The 2015 Pet and Women Safety Act (the 2015 "PAWS" act), sponsored by Congresswomen Katherine Clark and Illeana Ros-Lehtinen, would amend current federal domestic violence protections to include pets in protection orders for human victims of domestic violence, sexual assault, stalking, and dating violence.
Under HB 1258, a person who commits an interstate violation of a protection order would be subject to fines and/or imprisonment and restitution for veterinary care of a victim’s pet that was harmed as the result of an offense. It also creates an Emergency and Transitional Pet Shelter and Housing Assistance Grant Program to award grants for programs to provide assistance to victims of crimes related to stalking and domestic violence and establishes that states should encourage the inclusion of protections against violent or threatening acts against the pet of the person in domestic violence protection orders. Finally, it also encourages states to expand their legal protections for the pets of domestic violence victims.

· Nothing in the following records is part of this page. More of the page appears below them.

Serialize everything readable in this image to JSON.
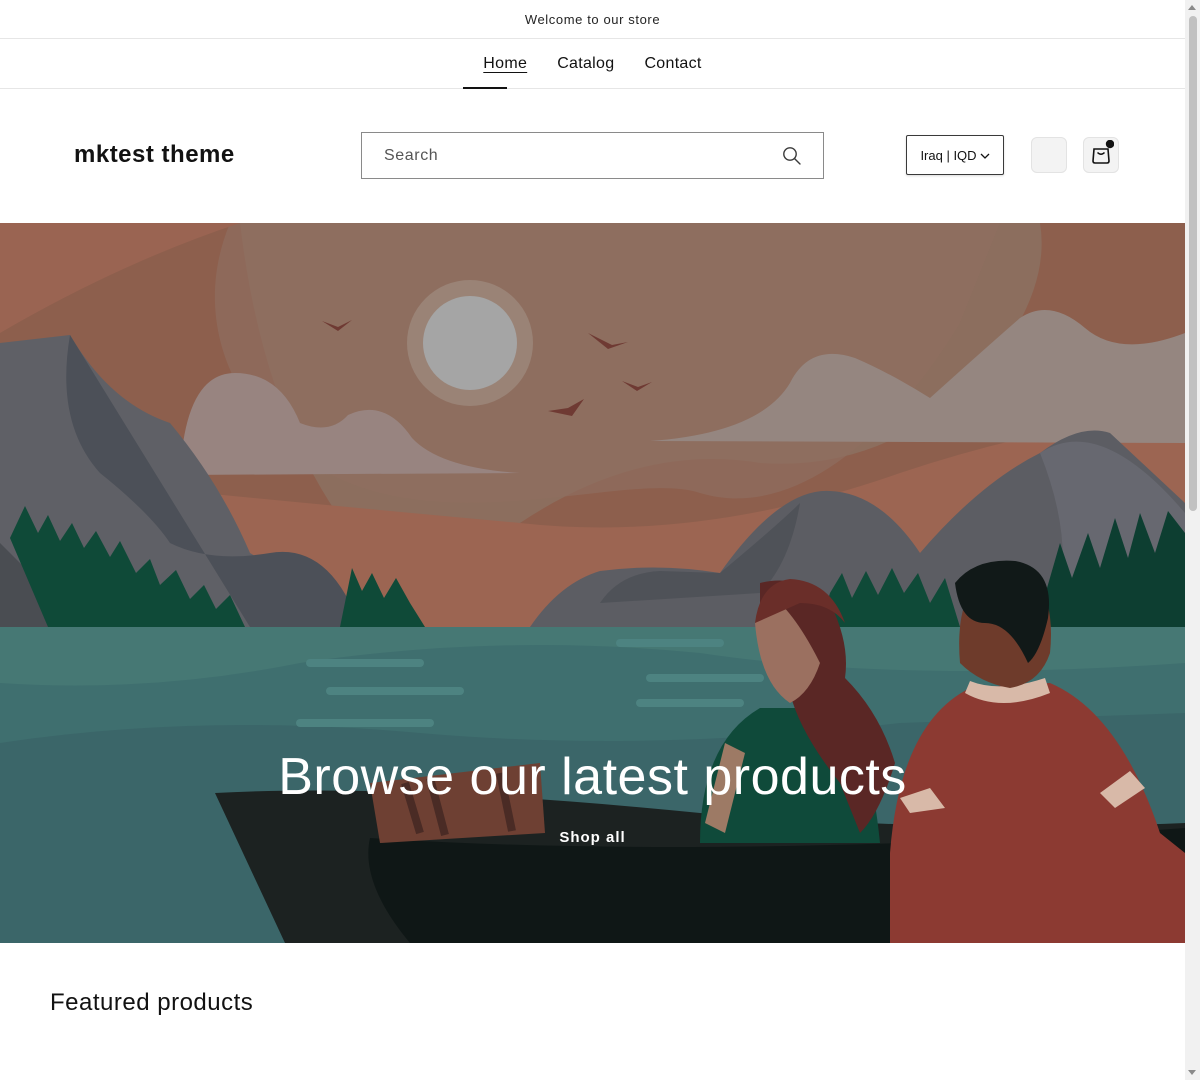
{
  "announcement": {
    "text": "Welcome to our store"
  },
  "nav": {
    "items": [
      {
        "label": "Home",
        "active": true
      },
      {
        "label": "Catalog",
        "active": false
      },
      {
        "label": "Contact",
        "active": false
      }
    ]
  },
  "header": {
    "logo": "mktest theme",
    "search": {
      "placeholder": "Search",
      "icon": "search-icon"
    },
    "country_selector": {
      "label": "Iraq | IQD",
      "icon": "chevron-down-icon"
    },
    "account_icon": "account-icon",
    "cart_icon": "cart-icon"
  },
  "hero": {
    "heading": "Browse our latest products",
    "button_label": "Shop all"
  },
  "featured": {
    "title": "Featured products"
  },
  "colors": {
    "sky": "#8c6e5e",
    "water": "#3f6f6f",
    "forest": "#0f3b30",
    "text_light": "#ffffff",
    "text_dark": "#121212"
  }
}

For some time, the AKC has recognized the complex dilemma involving pets and domestic violence. Sociological and psychological studies show that a significant percentage of domestic violence cases involving family victims also involve threats and/or actual harm perpetrated against pets. Far too often, victims of domestic abuse are reluctant to leave a dangerous situation for fear of the fate of a pet left behind. However, many domestic abuse shelters in the United States are not adequately equipped to provide housing for pets accompanying human victims.
Since 2010, The AKC Humane Fund has been a leader in advocating and helping to address this issue. The AKC Humane Fund has provided more than 80 grants to shelters, women’s organizations and related groups to assist with arrangements for caring for the pets of domestic violence victims.
The AKC Board of Directors re-emphasized its commitment to these concerns at its April Board meeting with the approval of a new Canine Legislation Position Statement on Protections for Pets Under Domestic Violence Acts.
The AKC is proud to be a leader in this area, and is committed to helping that advance this measure and a similar measure in the U.S. Senate, as well as measures at the state level that protect pets and their owners, advance the human-canine bond and ensure the wellbeing of all dogs.